* [Element data from apps and pages]
---

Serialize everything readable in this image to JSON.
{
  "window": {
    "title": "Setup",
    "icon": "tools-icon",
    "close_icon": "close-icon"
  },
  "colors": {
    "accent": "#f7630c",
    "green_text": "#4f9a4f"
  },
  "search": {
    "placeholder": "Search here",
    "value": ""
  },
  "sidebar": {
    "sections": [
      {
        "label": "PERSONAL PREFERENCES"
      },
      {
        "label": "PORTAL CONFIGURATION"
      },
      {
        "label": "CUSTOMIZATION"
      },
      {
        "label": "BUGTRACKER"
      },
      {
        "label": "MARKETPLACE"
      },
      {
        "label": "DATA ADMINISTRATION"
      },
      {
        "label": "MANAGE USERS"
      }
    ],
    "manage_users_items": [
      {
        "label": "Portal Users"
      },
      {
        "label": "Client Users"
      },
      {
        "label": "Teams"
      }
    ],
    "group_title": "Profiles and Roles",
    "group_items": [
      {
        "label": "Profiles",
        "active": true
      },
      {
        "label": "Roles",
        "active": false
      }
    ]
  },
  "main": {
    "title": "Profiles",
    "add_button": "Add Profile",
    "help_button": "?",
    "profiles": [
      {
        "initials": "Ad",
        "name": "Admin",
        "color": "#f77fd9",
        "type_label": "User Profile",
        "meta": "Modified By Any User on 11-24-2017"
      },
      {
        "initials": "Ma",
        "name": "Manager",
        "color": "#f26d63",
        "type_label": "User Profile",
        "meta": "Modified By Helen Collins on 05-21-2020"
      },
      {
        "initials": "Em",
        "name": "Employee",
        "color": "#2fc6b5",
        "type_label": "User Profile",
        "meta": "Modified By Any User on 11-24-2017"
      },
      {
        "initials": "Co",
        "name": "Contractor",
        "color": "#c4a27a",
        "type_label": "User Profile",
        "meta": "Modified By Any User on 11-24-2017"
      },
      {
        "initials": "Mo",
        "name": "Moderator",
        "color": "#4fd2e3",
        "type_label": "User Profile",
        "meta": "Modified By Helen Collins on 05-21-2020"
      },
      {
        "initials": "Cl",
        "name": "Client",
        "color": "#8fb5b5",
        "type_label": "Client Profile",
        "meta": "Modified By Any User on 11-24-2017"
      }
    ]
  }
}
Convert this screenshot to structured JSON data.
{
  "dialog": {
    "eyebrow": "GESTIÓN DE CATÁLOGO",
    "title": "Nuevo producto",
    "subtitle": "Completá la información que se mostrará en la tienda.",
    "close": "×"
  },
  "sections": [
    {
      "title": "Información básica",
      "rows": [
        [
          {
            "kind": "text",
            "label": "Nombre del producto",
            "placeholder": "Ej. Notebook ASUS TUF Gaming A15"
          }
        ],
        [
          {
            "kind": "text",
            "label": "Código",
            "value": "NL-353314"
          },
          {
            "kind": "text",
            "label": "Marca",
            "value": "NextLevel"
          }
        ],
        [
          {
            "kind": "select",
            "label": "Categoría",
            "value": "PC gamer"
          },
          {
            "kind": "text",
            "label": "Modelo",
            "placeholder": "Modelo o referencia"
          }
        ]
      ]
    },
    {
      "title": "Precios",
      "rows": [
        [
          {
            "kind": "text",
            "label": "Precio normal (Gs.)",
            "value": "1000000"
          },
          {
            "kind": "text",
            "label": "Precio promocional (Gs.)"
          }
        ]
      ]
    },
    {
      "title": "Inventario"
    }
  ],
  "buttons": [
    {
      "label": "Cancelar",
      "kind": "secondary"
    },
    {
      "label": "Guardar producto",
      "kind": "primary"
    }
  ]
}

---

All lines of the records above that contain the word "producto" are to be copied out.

* [ANSWER SECTION]
    "title": "Nuevo producto",
            "label": "Nombre del producto",
      "label": "Guardar producto",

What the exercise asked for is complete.